■ REQUIREMENT: Drop every picture and give the entries back exactly.

Segment Start: ENTRIES SUPPLIED

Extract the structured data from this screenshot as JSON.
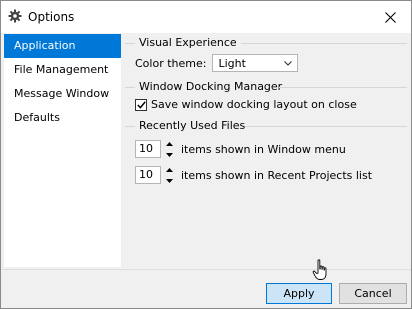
{
  "window": {
    "title": "Options",
    "icon": "gear-icon"
  },
  "sidebar": {
    "items": [
      {
        "label": "Application",
        "selected": true
      },
      {
        "label": "File Management",
        "selected": false
      },
      {
        "label": "Message Window",
        "selected": false
      },
      {
        "label": "Defaults",
        "selected": false
      }
    ]
  },
  "content": {
    "visual": {
      "header": "Visual Experience",
      "color_theme_label": "Color theme:",
      "color_theme_value": "Light"
    },
    "docking": {
      "header": "Window Docking Manager",
      "save_layout_label": "Save window docking layout on close",
      "save_layout_checked": true
    },
    "recent": {
      "header": "Recently Used Files",
      "window_menu_count": "10",
      "window_menu_label": "items shown in Window menu",
      "recent_projects_count": "10",
      "recent_projects_label": "items shown in Recent Projects list"
    }
  },
  "buttons": {
    "apply": "Apply",
    "cancel": "Cancel"
  },
  "colors": {
    "accent": "#0078d7",
    "apply_bg": "#cce4f7"
  }
}
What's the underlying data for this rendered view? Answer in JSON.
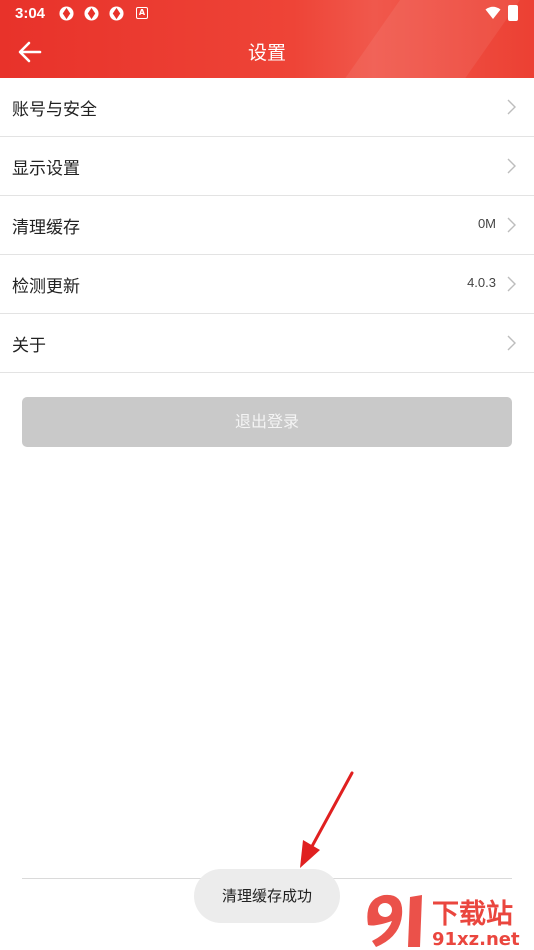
{
  "status_bar": {
    "time": "3:04",
    "notification_icons": [
      "app-icon",
      "app-icon",
      "app-icon"
    ],
    "a_icon_letter": "A"
  },
  "app_bar": {
    "title": "设置",
    "back_icon": "arrow-left-icon"
  },
  "settings": [
    {
      "label": "账号与安全",
      "value": ""
    },
    {
      "label": "显示设置",
      "value": ""
    },
    {
      "label": "清理缓存",
      "value": "0M"
    },
    {
      "label": "检测更新",
      "value": "4.0.3"
    },
    {
      "label": "关于",
      "value": ""
    }
  ],
  "logout_label": "退出登录",
  "toast": "清理缓存成功",
  "watermark": {
    "top": "下载站",
    "bottom": "91xz.net"
  },
  "colors": {
    "header_red": "#e8322a",
    "annotation_arrow": "#e02020",
    "button_disabled": "#c9c9c9"
  }
}
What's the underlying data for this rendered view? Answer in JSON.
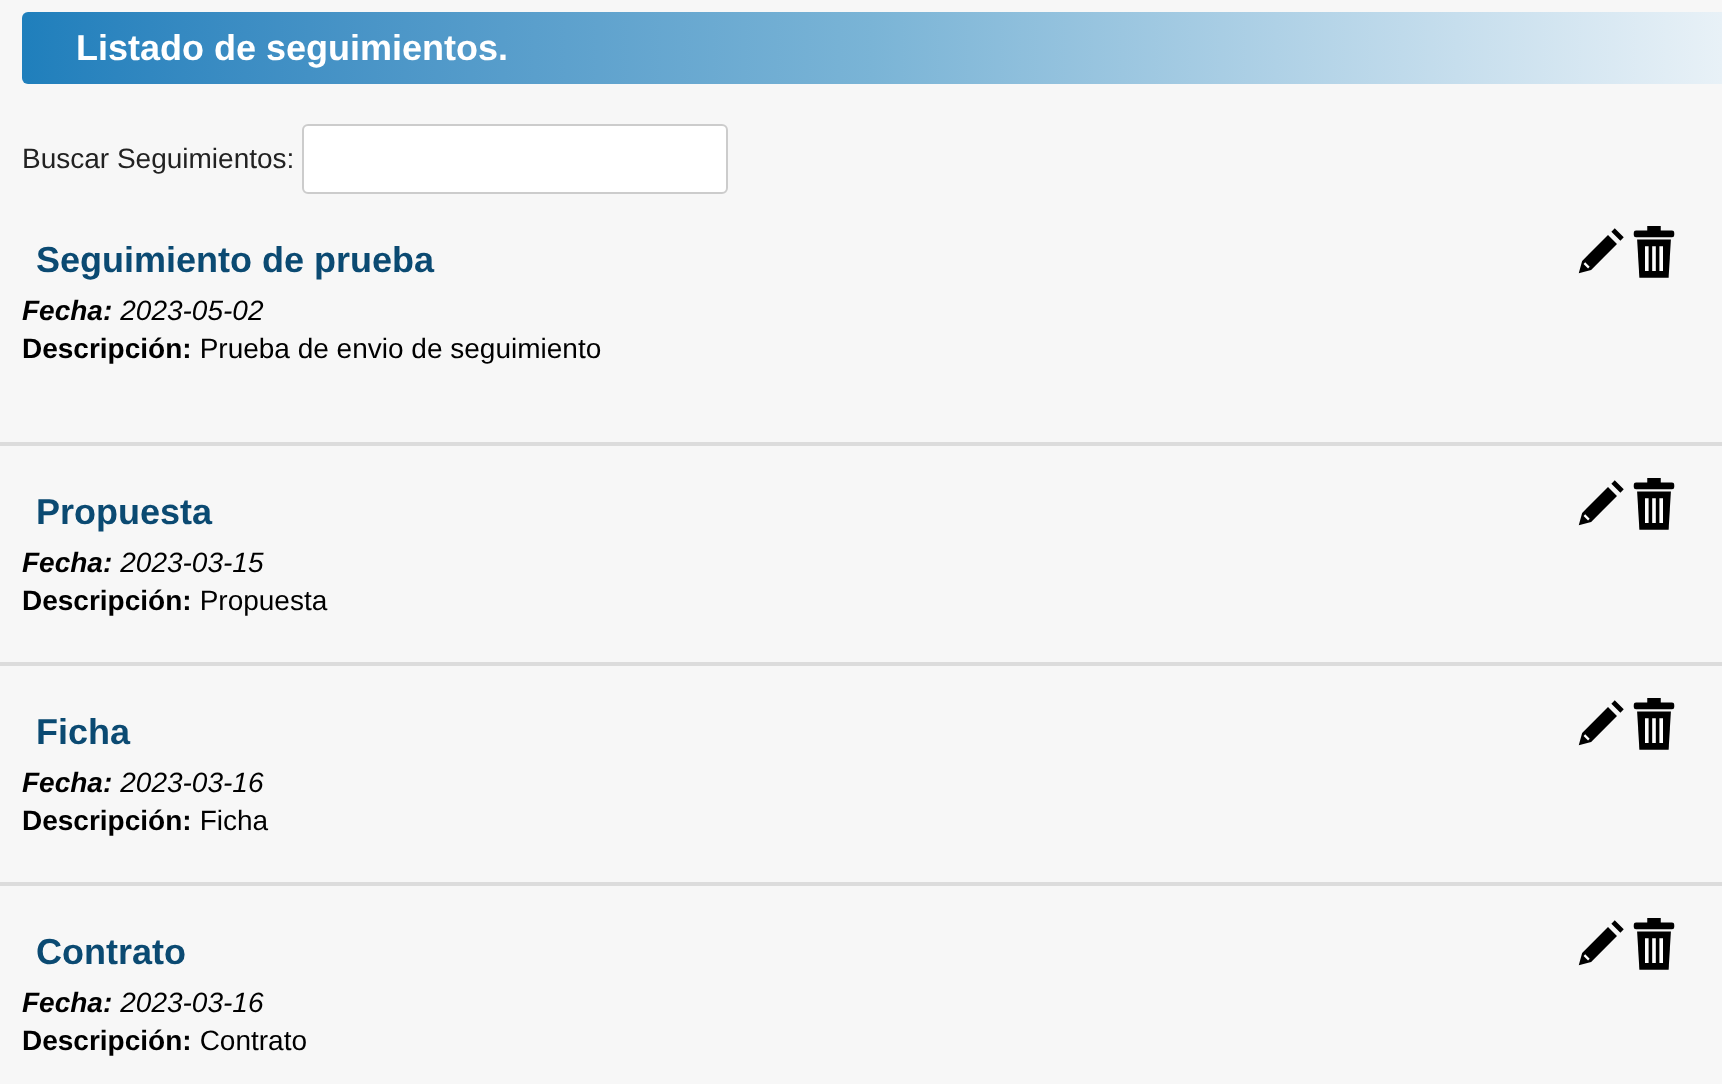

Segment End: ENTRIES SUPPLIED

■ WRITTEN REPLY:
Extract the structured data from this screenshot as JSON.
{
  "window": {
    "title": "Options",
    "icon": "gear-icon"
  },
  "sidebar": {
    "items": [
      {
        "label": "Application",
        "selected": true
      },
      {
        "label": "File Management",
        "selected": false
      },
      {
        "label": "Message Window",
        "selected": false
      },
      {
        "label": "Defaults",
        "selected": false
      }
    ]
  },
  "content": {
    "visual": {
      "header": "Visual Experience",
      "color_theme_label": "Color theme:",
      "color_theme_value": "Light"
    },
    "docking": {
      "header": "Window Docking Manager",
      "save_layout_label": "Save window docking layout on close",
      "save_layout_checked": true
    },
    "recent": {
      "header": "Recently Used Files",
      "window_menu_count": "10",
      "window_menu_label": "items shown in Window menu",
      "recent_projects_count": "10",
      "recent_projects_label": "items shown in Recent Projects list"
    }
  },
  "buttons": {
    "apply": "Apply",
    "cancel": "Cancel"
  },
  "colors": {
    "accent": "#0078d7",
    "apply_bg": "#cce4f7"
  }
}
What's the underlying data for this rendered view? Answer in JSON.
{
  "status_bar": {
    "time": "3:04",
    "notification_icons": [
      "app-icon",
      "app-icon",
      "app-icon"
    ],
    "a_icon_letter": "A"
  },
  "app_bar": {
    "title": "设置",
    "back_icon": "arrow-left-icon"
  },
  "settings": [
    {
      "label": "账号与安全",
      "value": ""
    },
    {
      "label": "显示设置",
      "value": ""
    },
    {
      "label": "清理缓存",
      "value": "0M"
    },
    {
      "label": "检测更新",
      "value": "4.0.3"
    },
    {
      "label": "关于",
      "value": ""
    }
  ],
  "logout_label": "退出登录",
  "toast": "清理缓存成功",
  "watermark": {
    "top": "下载站",
    "bottom": "91xz.net"
  },
  "colors": {
    "header_red": "#e8322a",
    "annotation_arrow": "#e02020",
    "button_disabled": "#c9c9c9"
  }
}
What's the underlying data for this rendered view? Answer in JSON.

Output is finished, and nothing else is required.